- Share this article on Facebook
- Share this article on Twitter
- Share this article on Email
- Show additional share options
- Share this article on Print
- Share this article on Comment
- Share this article on Whatsapp
- Share this article on Linkedin
- Share this article on Reddit
- Share this article on Pinit
- Share this article on Tumblr
Damon Lindelof is enlisting a familiar face to direct the Watchmen pilot.
Nicole Kassell, who helmed a pair of episodes of Lindelof’s The Leftovers, has been tapped to direct the pilot for the prolific showrunner’s adaptation of Alan Moore’s beloved graphic novel.
Picked up to pilot in September, Lindelof is writing the script and executive producing the potential series via his Warner Bros.
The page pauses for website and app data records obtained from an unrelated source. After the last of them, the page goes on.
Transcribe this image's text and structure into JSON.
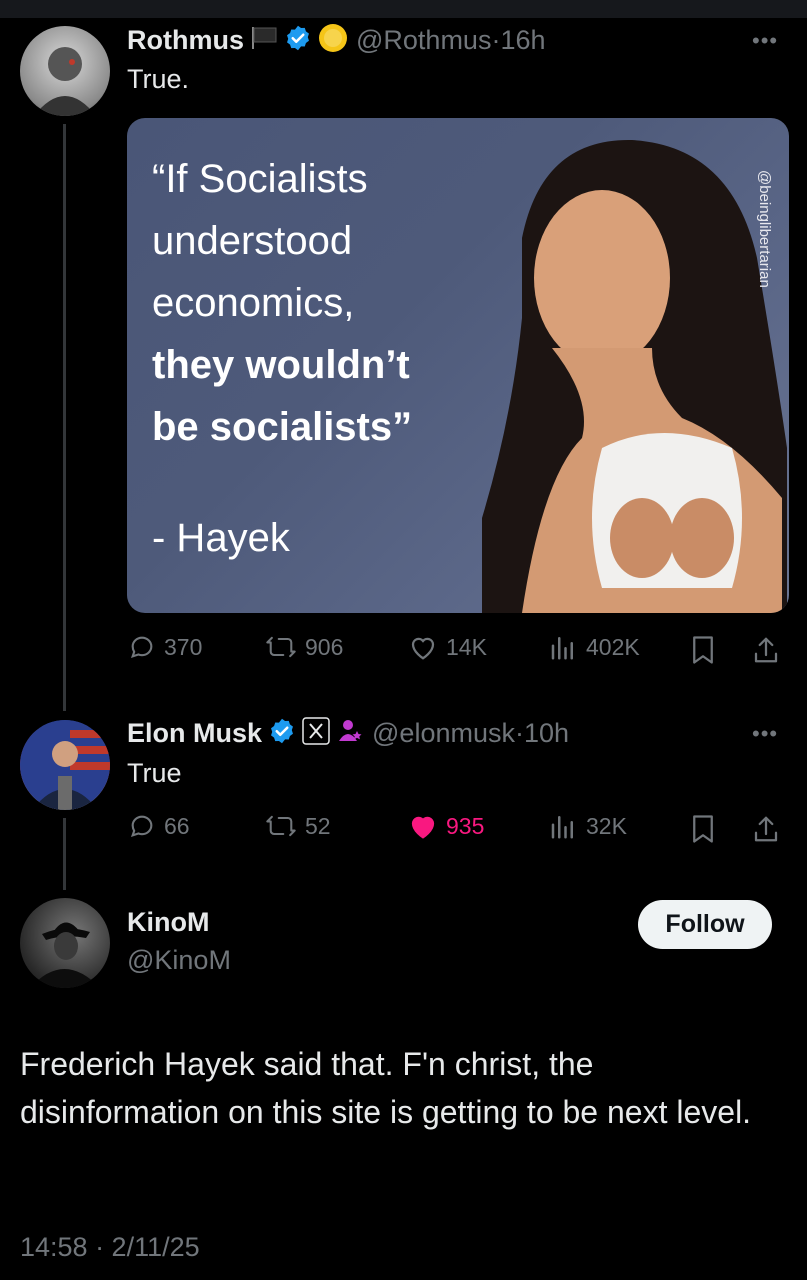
{
  "tweet1": {
    "name": "Rothmus",
    "handle": "@Rothmus",
    "time": "16h",
    "text": "True.",
    "media": {
      "quote_line1": "“If Socialists",
      "quote_line2": "understood",
      "quote_line3": "economics,",
      "quote_line4": "they wouldn’t",
      "quote_line5": "be socialists”",
      "attribution": "- Hayek",
      "watermark": "@beinglibertarian"
    },
    "replies": "370",
    "reposts": "906",
    "likes": "14K",
    "views": "402K"
  },
  "tweet2": {
    "name": "Elon Musk",
    "handle": "@elonmusk",
    "time": "10h",
    "text": "True",
    "replies": "66",
    "reposts": "52",
    "likes": "935",
    "views": "32K"
  },
  "main_tweet": {
    "name": "KinoM",
    "handle": "@KinoM",
    "follow_label": "Follow",
    "text": "Frederich Hayek said that. F'n christ, the disinformation on this site is getting to be next level.",
    "timestamp": "14:58 · 2/11/25"
  },
  "colors": {
    "verified": "#1d9bf0",
    "liked": "#f91880",
    "muted": "#71767b"
  },
  "icons": [
    "reply-icon",
    "repost-icon",
    "like-icon",
    "views-icon",
    "bookmark-icon",
    "share-icon",
    "verified-icon",
    "more-icon"
  ]
}
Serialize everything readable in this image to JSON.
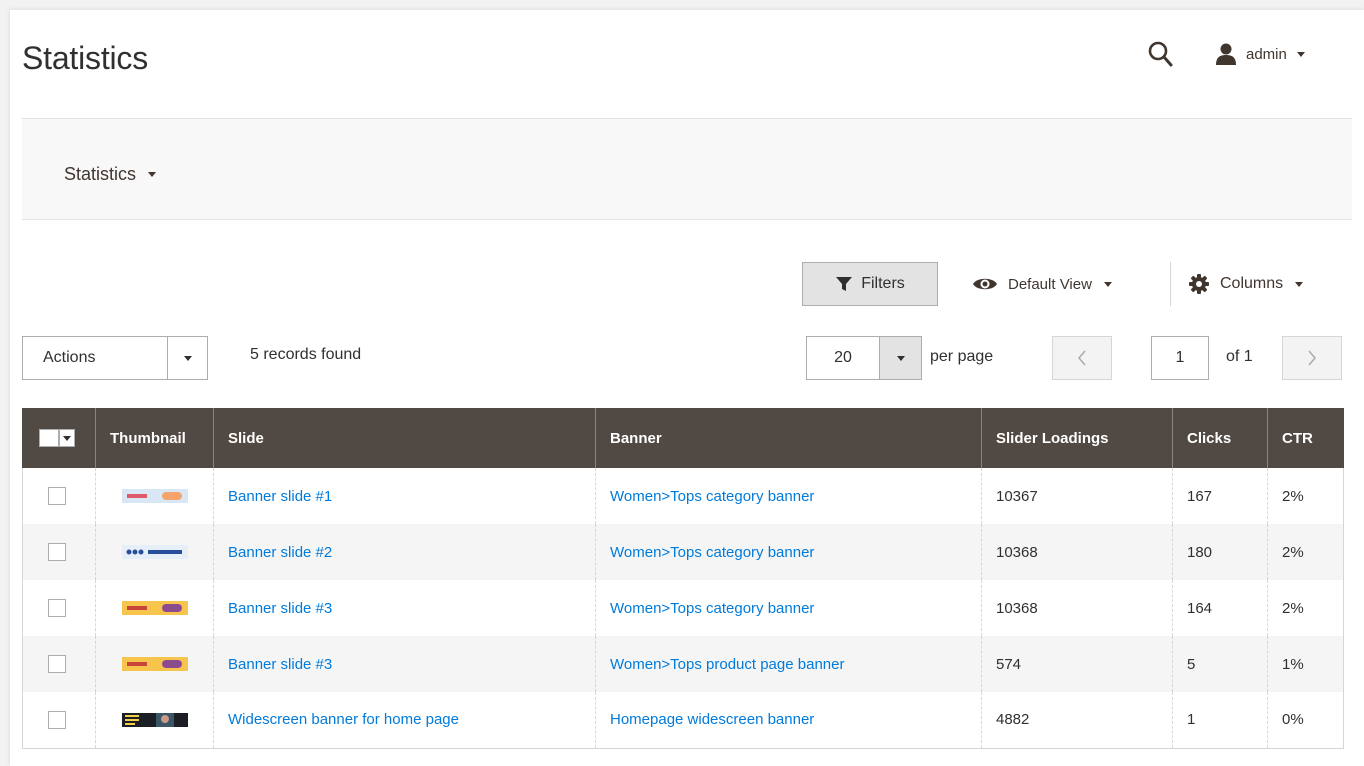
{
  "header": {
    "title": "Statistics",
    "user_label": "admin"
  },
  "subnav": {
    "label": "Statistics"
  },
  "toolbar": {
    "filters_label": "Filters",
    "view_label": "Default View",
    "columns_label": "Columns",
    "actions_label": "Actions",
    "records_found": "5 records found",
    "per_page_value": "20",
    "per_page_label": "per page",
    "current_page": "1",
    "of_pages": "of 1"
  },
  "table": {
    "columns": [
      "Thumbnail",
      "Slide",
      "Banner",
      "Slider Loadings",
      "Clicks",
      "CTR"
    ],
    "rows": [
      {
        "thumb": "banner-thumb-red",
        "slide": "Banner slide #1",
        "banner": "Women>Tops category banner",
        "loadings": "10367",
        "clicks": "167",
        "ctr": "2%"
      },
      {
        "thumb": "banner-thumb-blue",
        "slide": "Banner slide #2",
        "banner": "Women>Tops category banner",
        "loadings": "10368",
        "clicks": "180",
        "ctr": "2%"
      },
      {
        "thumb": "banner-thumb-yellow",
        "slide": "Banner slide #3",
        "banner": "Women>Tops category banner",
        "loadings": "10368",
        "clicks": "164",
        "ctr": "2%"
      },
      {
        "thumb": "banner-thumb-yellow",
        "slide": "Banner slide #3",
        "banner": "Women>Tops product page banner",
        "loadings": "574",
        "clicks": "5",
        "ctr": "1%"
      },
      {
        "thumb": "banner-thumb-dark",
        "slide": "Widescreen banner for home page",
        "banner": "Homepage widescreen banner",
        "loadings": "4882",
        "clicks": "1",
        "ctr": "0%"
      }
    ]
  },
  "colors": {
    "header_bg": "#514943",
    "link": "#007bdb",
    "text": "#303030"
  }
}
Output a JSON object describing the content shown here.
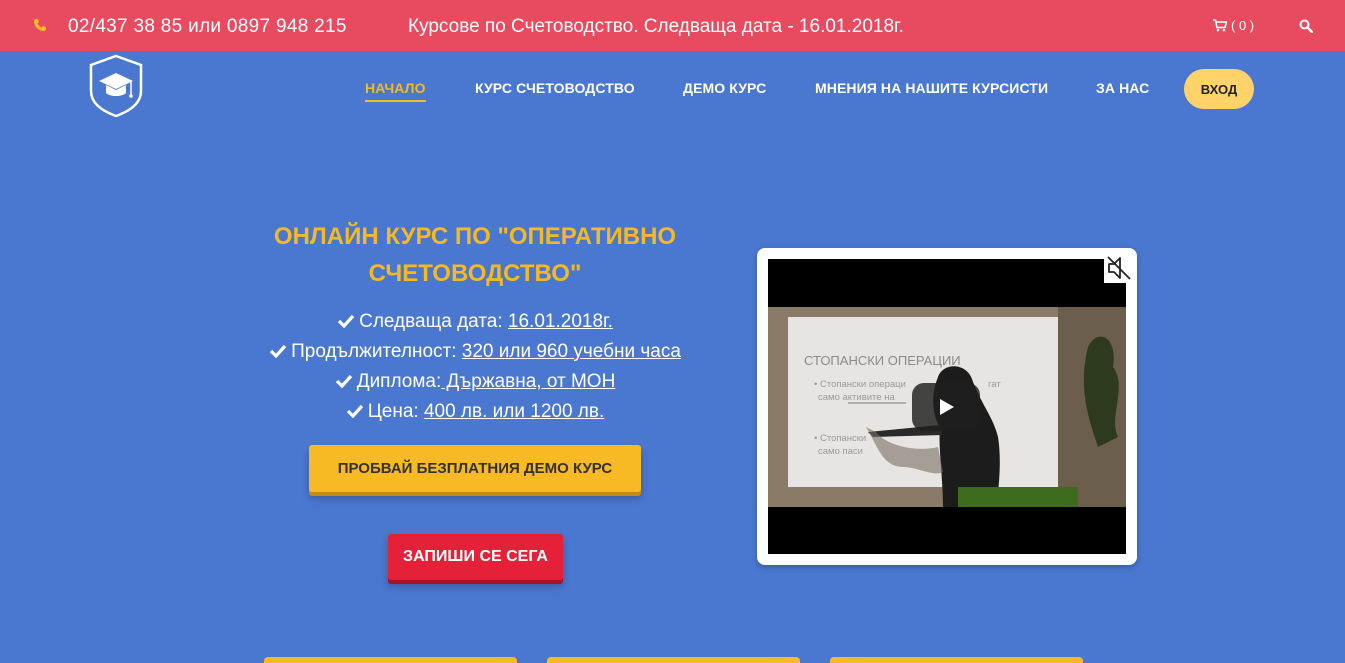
{
  "topbar": {
    "phone": "02/437 38 85 или 0897 948 215",
    "announcement": "Курсове по Счетоводство. Следваща дата - 16.01.2018г.",
    "cart_count": "( 0 )",
    "phone_icon": "phone-icon",
    "cart_icon": "cart-icon",
    "search_icon": "search-icon"
  },
  "nav": {
    "items": [
      {
        "label": "НАЧАЛО",
        "active": true
      },
      {
        "label": "КУРС СЧЕТОВОДСТВО"
      },
      {
        "label": "ДЕМО КУРС"
      },
      {
        "label": "МНЕНИЯ НА НАШИТЕ КУРСИСТИ"
      },
      {
        "label": "ЗА НАС"
      }
    ],
    "login": "ВХОД"
  },
  "hero": {
    "title": "ОНЛАЙН КУРС ПО \"ОПЕРАТИВНО СЧЕТОВОДСТВО\"",
    "features": [
      {
        "label": "Следваща дата: ",
        "value": "16.01.2018г."
      },
      {
        "label": "Продължителност: ",
        "value": "320 или 960 учебни часа"
      },
      {
        "label": "Диплома:",
        "value": " Държавна, от МОН"
      },
      {
        "label": "Цена: ",
        "value": "400 лв. или 1200 лв."
      }
    ],
    "demo_button": "ПРОБВАЙ БЕЗПЛАТНИЯ ДЕМО КУРС",
    "signup_button": "ЗАПИШИ СЕ СЕГА"
  },
  "video": {
    "slide_title": "СТОПАНСКИ ОПЕРАЦИИ",
    "slide_bullet_1a": "• Стопански операци",
    "slide_bullet_1b": "гат",
    "slide_bullet_1c": "само активите на",
    "slide_bullet_2a": "• Стопански",
    "slide_bullet_2b": "само паси",
    "mute_icon": "mute-icon",
    "play_icon": "play-icon"
  },
  "colors": {
    "background": "#4a77cf",
    "topbar": "#e84a5f",
    "accent_yellow": "#f5b921",
    "signup_red": "#e5213a"
  }
}
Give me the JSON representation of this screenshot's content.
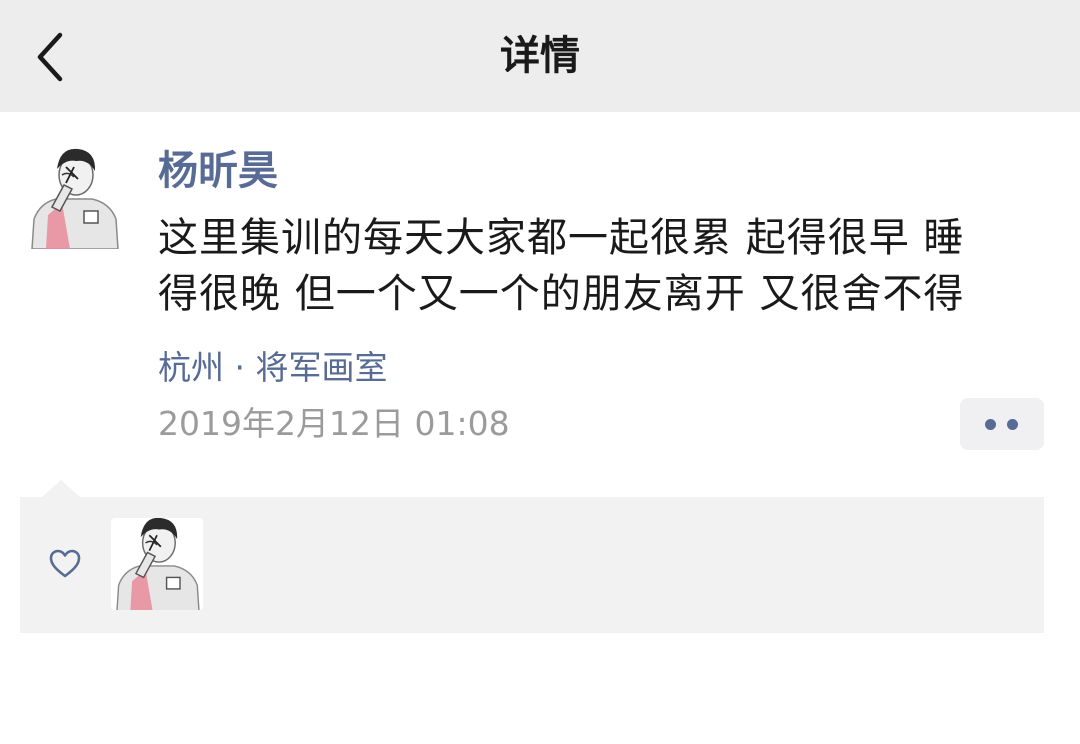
{
  "header": {
    "title": "详情",
    "back_icon": "chevron-left-icon"
  },
  "post": {
    "author": "杨昕昊",
    "text_lines": [
      "这里集训的每天大家都一起很累 起得很早 睡",
      "得很晚 但一个又一个的朋友离开 又很舍不得"
    ],
    "location": "杭州 · 将军画室",
    "timestamp": "2019年2月12日 01:08",
    "more_icon": "more-dots-icon"
  },
  "likes": {
    "icon": "heart-outline-icon",
    "liker_count": 1
  },
  "colors": {
    "header_bg": "#ededed",
    "link_blue": "#576b95",
    "timestamp_gray": "#9b9b9b",
    "likes_bg": "#f2f2f2"
  }
}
Television-based White Rabbit banner. Kassell will also exec produce on top of directing.
Kassell directed two key episodes of HBO’s The Leftovers: season two’s “No Room at the Inn” and season three’s “It’s a Matt, Matt, Matt, Matt World,” which The Hollywood Reporter TV critic Tim Goodman selected as one of the 10 best episodes of 2017. She directed the pilot for TNT’s Claws and counts helming work on HBO’s Westworld and Vinyl, FX’s The Americans and AMC’s Better Call Saul, as well as the finales for ABC’s American Crime and the upcoming Hulu J.J. Abrams/Stephen King anthology Castle Rock. On the feature side, Kassell’s directing credits include The Woodsman, which she co-wrote with Steven Farber. She is repped by WME, Management 360 and Frankfurt Kurnit.
Lindelof originally read the Watchmen comics as a kid in the 1980s and has said that the series continues to influence his work. “From the flashbacks to the nonlinear storytelling to the deeply flawed heroes, these are all elements that I try to put into everything I write,” he said in 2009 ahead of the feature-film take. Lindelof has read Watchmen multiple times and, at the time, praised director Zack Snyder’s film. “It’s the most married-to-the-original-text version of Watchmen that could’ve been made,” he said. “I want to keep it sort of insular,” Lindelof said, referring to the multiple translations that have come from trying to translate the source material. “It’s OK with me if people don’t understand it because they don’t deserve to understand it.”
First published in 1986 and collected in 1987, Watchmen was created by Moore, artist Dave Gibbons and colorist John Higgins. The series was named one of the 100 best novels by Time magazine. Rumors of HBO tackling Watchmen first surfaced in 2015, when the pay cabler noted it was in preliminary discussions for a TV take on the property.
Sign up for THR news straight to your inbox every day